* What is being asked
Once you have read the entries below, write them all out again exactly.

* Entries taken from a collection

· · ·

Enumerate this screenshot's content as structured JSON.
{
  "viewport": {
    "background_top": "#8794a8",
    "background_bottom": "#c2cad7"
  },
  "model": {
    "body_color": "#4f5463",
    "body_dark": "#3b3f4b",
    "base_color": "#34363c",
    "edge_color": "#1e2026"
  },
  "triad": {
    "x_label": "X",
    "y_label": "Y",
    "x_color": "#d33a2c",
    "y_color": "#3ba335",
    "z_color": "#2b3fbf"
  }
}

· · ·

* Your solution
Enumerate this screenshot's content as structured JSON.
{
  "viewport": {
    "background_top": "#8794a8",
    "background_bottom": "#c2cad7"
  },
  "model": {
    "body_color": "#4f5463",
    "body_dark": "#3b3f4b",
    "base_color": "#34363c",
    "edge_color": "#1e2026"
  },
  "triad": {
    "x_label": "X",
    "y_label": "Y",
    "x_color": "#d33a2c",
    "y_color": "#3ba335",
    "z_color": "#2b3fbf"
  }
}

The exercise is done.